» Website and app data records
==*==
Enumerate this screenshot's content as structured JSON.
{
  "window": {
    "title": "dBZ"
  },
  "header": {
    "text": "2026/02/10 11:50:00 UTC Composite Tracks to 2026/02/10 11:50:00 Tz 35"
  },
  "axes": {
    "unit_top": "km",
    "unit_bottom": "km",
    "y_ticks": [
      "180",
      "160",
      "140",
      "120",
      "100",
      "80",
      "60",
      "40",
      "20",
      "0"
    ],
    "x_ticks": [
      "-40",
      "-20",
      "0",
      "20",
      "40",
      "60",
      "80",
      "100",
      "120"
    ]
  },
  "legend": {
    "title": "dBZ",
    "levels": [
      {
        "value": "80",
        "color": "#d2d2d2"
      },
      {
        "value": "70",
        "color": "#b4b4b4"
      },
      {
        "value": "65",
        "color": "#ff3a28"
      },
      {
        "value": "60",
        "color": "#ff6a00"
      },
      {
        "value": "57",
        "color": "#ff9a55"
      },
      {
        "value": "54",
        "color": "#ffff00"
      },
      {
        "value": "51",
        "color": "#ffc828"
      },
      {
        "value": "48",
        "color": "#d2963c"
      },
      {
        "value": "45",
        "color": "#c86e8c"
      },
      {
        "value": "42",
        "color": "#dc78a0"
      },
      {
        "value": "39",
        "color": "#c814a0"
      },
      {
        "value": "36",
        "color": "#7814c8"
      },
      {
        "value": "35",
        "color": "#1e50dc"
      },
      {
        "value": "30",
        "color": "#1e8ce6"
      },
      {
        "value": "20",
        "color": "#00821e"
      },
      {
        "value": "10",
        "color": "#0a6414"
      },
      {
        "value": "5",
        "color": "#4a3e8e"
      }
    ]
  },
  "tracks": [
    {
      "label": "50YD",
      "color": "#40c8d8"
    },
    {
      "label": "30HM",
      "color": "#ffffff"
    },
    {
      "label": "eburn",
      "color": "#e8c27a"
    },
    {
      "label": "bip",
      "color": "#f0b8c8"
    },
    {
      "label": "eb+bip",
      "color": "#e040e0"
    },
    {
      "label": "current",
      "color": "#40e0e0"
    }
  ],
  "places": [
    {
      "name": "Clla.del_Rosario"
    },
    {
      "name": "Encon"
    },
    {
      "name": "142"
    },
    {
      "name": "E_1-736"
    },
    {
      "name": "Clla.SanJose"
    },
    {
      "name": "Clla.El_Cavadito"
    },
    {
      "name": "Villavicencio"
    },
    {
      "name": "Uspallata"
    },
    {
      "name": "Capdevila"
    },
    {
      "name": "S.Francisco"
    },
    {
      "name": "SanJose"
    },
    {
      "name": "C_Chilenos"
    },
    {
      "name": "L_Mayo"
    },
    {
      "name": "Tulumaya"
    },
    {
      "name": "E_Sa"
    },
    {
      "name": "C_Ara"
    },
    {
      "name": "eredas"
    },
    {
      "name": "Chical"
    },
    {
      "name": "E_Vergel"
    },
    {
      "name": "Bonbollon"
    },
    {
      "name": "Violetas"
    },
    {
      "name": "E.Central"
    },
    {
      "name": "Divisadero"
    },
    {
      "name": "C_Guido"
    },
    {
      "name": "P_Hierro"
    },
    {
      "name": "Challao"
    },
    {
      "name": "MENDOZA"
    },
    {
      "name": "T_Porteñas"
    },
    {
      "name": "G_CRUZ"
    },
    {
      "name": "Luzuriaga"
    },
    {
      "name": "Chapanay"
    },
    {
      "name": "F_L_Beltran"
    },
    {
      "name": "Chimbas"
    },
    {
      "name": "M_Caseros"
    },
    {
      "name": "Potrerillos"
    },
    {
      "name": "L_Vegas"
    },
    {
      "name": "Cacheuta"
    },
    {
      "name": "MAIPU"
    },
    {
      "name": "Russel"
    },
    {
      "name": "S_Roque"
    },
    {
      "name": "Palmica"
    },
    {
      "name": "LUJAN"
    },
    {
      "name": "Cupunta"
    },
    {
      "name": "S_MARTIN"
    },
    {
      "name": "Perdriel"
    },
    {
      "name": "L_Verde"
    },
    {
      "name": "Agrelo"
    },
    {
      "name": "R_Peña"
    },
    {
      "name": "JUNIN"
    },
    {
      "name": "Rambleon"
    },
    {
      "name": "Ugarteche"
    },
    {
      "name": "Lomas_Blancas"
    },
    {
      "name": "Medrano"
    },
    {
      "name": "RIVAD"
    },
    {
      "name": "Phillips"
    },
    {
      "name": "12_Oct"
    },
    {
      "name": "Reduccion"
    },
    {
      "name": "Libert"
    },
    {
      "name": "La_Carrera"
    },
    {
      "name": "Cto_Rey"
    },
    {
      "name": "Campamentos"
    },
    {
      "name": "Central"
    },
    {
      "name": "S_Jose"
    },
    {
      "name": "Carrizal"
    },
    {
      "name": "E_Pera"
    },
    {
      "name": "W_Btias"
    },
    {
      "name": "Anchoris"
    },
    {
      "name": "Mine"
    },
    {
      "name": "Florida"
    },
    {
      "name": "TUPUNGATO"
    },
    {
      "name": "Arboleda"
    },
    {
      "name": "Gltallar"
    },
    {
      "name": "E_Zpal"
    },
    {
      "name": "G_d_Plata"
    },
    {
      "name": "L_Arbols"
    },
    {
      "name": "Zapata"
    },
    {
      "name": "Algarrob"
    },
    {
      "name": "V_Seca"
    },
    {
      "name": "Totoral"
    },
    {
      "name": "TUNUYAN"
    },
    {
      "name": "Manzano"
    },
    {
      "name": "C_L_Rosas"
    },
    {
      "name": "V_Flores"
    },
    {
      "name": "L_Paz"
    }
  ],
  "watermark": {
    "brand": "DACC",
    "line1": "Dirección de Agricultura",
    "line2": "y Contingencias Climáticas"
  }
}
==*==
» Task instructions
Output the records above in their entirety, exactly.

» Your response
Enumerate this screenshot's content as structured JSON.
{
  "window": {
    "title": "dBZ"
  },
  "header": {
    "text": "2026/02/10 11:50:00 UTC Composite Tracks to 2026/02/10 11:50:00 Tz 35"
  },
  "axes": {
    "unit_top": "km",
    "unit_bottom": "km",
    "y_ticks": [
      "180",
      "160",
      "140",
      "120",
      "100",
      "80",
      "60",
      "40",
      "20",
      "0"
    ],
    "x_ticks": [
      "-40",
      "-20",
      "0",
      "20",
      "40",
      "60",
      "80",
      "100",
      "120"
    ]
  },
  "legend": {
    "title": "dBZ",
    "levels": [
      {
        "value": "80",
        "color": "#d2d2d2"
      },
      {
        "value": "70",
        "color": "#b4b4b4"
      },
      {
        "value": "65",
        "color": "#ff3a28"
      },
      {
        "value": "60",
        "color": "#ff6a00"
      },
      {
        "value": "57",
        "color": "#ff9a55"
      },
      {
        "value": "54",
        "color": "#ffff00"
      },
      {
        "value": "51",
        "color": "#ffc828"
      },
      {
        "value": "48",
        "color": "#d2963c"
      },
      {
        "value": "45",
        "color": "#c86e8c"
      },
      {
        "value": "42",
        "color": "#dc78a0"
      },
      {
        "value": "39",
        "color": "#c814a0"
      },
      {
        "value": "36",
        "color": "#7814c8"
      },
      {
        "value": "35",
        "color": "#1e50dc"
      },
      {
        "value": "30",
        "color": "#1e8ce6"
      },
      {
        "value": "20",
        "color": "#00821e"
      },
      {
        "value": "10",
        "color": "#0a6414"
      },
      {
        "value": "5",
        "color": "#4a3e8e"
      }
    ]
  },
  "tracks": [
    {
      "label": "50YD",
      "color": "#40c8d8"
    },
    {
      "label": "30HM",
      "color": "#ffffff"
    },
    {
      "label": "eburn",
      "color": "#e8c27a"
    },
    {
      "label": "bip",
      "color": "#f0b8c8"
    },
    {
      "label": "eb+bip",
      "color": "#e040e0"
    },
    {
      "label": "current",
      "color": "#40e0e0"
    }
  ],
  "places": [
    {
      "name": "Clla.del_Rosario"
    },
    {
      "name": "Encon"
    },
    {
      "name": "142"
    },
    {
      "name": "E_1-736"
    },
    {
      "name": "Clla.SanJose"
    },
    {
      "name": "Clla.El_Cavadito"
    },
    {
      "name": "Villavicencio"
    },
    {
      "name": "Uspallata"
    },
    {
      "name": "Capdevila"
    },
    {
      "name": "S.Francisco"
    },
    {
      "name": "SanJose"
    },
    {
      "name": "C_Chilenos"
    },
    {
      "name": "L_Mayo"
    },
    {
      "name": "Tulumaya"
    },
    {
      "name": "E_Sa"
    },
    {
      "name": "C_Ara"
    },
    {
      "name": "eredas"
    },
    {
      "name": "Chical"
    },
    {
      "name": "E_Vergel"
    },
    {
      "name": "Bonbollon"
    },
    {
      "name": "Violetas"
    },
    {
      "name": "E.Central"
    },
    {
      "name": "Divisadero"
    },
    {
      "name": "C_Guido"
    },
    {
      "name": "P_Hierro"
    },
    {
      "name": "Challao"
    },
    {
      "name": "MENDOZA"
    },
    {
      "name": "T_Porteñas"
    },
    {
      "name": "G_CRUZ"
    },
    {
      "name": "Luzuriaga"
    },
    {
      "name": "Chapanay"
    },
    {
      "name": "F_L_Beltran"
    },
    {
      "name": "Chimbas"
    },
    {
      "name": "M_Caseros"
    },
    {
      "name": "Potrerillos"
    },
    {
      "name": "L_Vegas"
    },
    {
      "name": "Cacheuta"
    },
    {
      "name": "MAIPU"
    },
    {
      "name": "Russel"
    },
    {
      "name": "S_Roque"
    },
    {
      "name": "Palmica"
    },
    {
      "name": "LUJAN"
    },
    {
      "name": "Cupunta"
    },
    {
      "name": "S_MARTIN"
    },
    {
      "name": "Perdriel"
    },
    {
      "name": "L_Verde"
    },
    {
      "name": "Agrelo"
    },
    {
      "name": "R_Peña"
    },
    {
      "name": "JUNIN"
    },
    {
      "name": "Rambleon"
    },
    {
      "name": "Ugarteche"
    },
    {
      "name": "Lomas_Blancas"
    },
    {
      "name": "Medrano"
    },
    {
      "name": "RIVAD"
    },
    {
      "name": "Phillips"
    },
    {
      "name": "12_Oct"
    },
    {
      "name": "Reduccion"
    },
    {
      "name": "Libert"
    },
    {
      "name": "La_Carrera"
    },
    {
      "name": "Cto_Rey"
    },
    {
      "name": "Campamentos"
    },
    {
      "name": "Central"
    },
    {
      "name": "S_Jose"
    },
    {
      "name": "Carrizal"
    },
    {
      "name": "E_Pera"
    },
    {
      "name": "W_Btias"
    },
    {
      "name": "Anchoris"
    },
    {
      "name": "Mine"
    },
    {
      "name": "Florida"
    },
    {
      "name": "TUPUNGATO"
    },
    {
      "name": "Arboleda"
    },
    {
      "name": "Gltallar"
    },
    {
      "name": "E_Zpal"
    },
    {
      "name": "G_d_Plata"
    },
    {
      "name": "L_Arbols"
    },
    {
      "name": "Zapata"
    },
    {
      "name": "Algarrob"
    },
    {
      "name": "V_Seca"
    },
    {
      "name": "Totoral"
    },
    {
      "name": "TUNUYAN"
    },
    {
      "name": "Manzano"
    },
    {
      "name": "C_L_Rosas"
    },
    {
      "name": "V_Flores"
    },
    {
      "name": "L_Paz"
    }
  ],
  "watermark": {
    "brand": "DACC",
    "line1": "Dirección de Agricultura",
    "line2": "y Contingencias Climáticas"
  }
}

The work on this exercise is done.